'''

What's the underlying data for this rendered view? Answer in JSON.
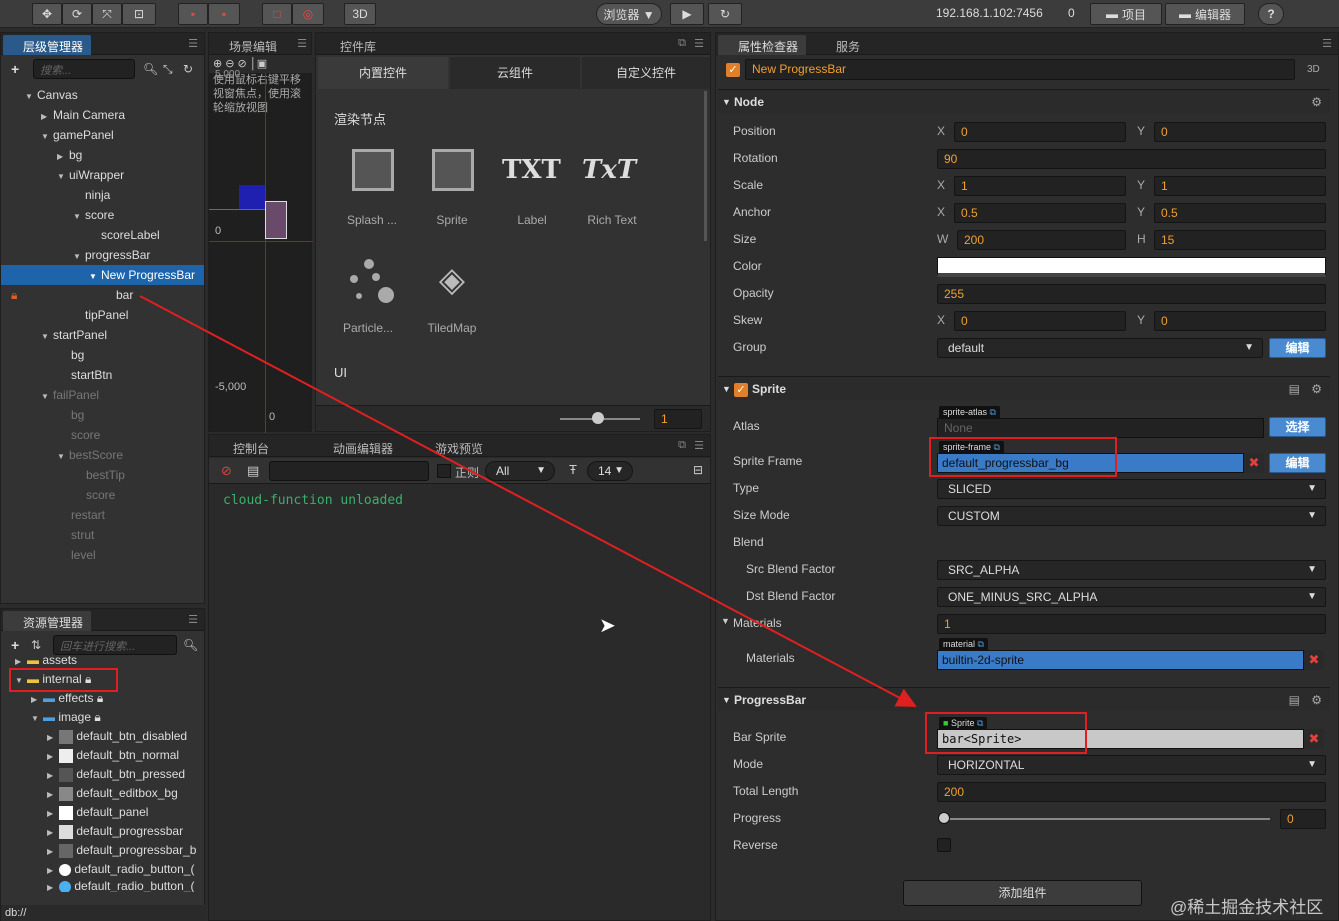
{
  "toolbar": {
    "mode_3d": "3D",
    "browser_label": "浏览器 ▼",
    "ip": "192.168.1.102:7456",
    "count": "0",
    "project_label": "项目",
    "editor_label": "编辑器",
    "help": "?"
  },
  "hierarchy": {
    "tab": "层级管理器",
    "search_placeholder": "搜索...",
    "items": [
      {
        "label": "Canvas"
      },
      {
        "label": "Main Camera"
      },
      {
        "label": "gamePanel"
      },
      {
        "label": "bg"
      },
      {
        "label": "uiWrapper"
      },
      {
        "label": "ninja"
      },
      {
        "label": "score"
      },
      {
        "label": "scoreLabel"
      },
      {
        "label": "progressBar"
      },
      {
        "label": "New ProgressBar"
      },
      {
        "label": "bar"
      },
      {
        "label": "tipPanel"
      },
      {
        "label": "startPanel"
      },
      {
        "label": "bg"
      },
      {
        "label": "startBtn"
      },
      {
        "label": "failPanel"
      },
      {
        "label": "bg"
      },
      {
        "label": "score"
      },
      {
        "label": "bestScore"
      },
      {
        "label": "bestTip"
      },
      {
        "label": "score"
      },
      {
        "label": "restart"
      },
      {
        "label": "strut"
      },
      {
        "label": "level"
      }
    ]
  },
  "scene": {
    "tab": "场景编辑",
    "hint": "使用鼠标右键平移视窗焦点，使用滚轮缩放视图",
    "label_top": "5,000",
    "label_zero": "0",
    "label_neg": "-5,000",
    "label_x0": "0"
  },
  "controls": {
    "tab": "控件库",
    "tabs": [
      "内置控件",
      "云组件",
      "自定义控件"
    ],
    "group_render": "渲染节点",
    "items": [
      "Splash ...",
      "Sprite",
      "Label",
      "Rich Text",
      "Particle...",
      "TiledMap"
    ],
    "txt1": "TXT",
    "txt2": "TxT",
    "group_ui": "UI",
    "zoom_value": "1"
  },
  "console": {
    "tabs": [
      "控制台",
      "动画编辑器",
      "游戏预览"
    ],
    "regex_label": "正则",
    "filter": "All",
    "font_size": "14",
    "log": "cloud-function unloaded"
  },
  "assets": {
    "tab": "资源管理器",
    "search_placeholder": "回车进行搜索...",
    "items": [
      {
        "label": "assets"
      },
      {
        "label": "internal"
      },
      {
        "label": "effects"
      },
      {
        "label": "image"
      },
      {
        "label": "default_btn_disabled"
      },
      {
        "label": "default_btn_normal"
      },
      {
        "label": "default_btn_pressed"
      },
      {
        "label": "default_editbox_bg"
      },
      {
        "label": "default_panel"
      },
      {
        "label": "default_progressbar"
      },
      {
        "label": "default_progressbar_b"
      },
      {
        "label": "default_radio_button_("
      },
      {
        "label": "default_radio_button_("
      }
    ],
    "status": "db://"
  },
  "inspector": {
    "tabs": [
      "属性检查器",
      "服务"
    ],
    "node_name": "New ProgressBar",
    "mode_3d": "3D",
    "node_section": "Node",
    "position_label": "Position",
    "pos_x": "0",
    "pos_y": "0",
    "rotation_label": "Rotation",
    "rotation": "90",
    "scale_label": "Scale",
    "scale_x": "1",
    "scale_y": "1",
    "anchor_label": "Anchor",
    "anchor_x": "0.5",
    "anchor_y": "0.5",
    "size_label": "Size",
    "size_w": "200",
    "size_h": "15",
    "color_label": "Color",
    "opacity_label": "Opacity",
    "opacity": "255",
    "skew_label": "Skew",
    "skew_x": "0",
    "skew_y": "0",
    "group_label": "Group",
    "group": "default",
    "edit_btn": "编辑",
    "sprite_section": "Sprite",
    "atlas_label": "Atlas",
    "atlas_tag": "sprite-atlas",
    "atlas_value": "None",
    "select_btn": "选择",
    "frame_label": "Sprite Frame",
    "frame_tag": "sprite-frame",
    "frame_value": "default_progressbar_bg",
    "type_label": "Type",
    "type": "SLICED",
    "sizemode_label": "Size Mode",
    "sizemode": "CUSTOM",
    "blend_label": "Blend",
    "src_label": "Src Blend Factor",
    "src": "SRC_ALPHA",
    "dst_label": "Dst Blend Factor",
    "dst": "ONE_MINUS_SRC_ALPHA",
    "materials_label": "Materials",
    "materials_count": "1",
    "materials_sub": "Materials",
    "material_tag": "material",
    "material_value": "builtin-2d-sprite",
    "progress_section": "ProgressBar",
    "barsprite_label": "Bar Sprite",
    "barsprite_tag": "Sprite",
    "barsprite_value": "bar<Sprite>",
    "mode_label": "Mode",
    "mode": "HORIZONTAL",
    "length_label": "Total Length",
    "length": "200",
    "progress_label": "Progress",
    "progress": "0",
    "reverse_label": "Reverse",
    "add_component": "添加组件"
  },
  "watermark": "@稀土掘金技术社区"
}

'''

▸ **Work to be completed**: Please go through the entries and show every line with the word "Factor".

▸ **Result for this exercise**:
    "src_label": "Src Blend Factor",
    "dst_label": "Dst Blend Factor",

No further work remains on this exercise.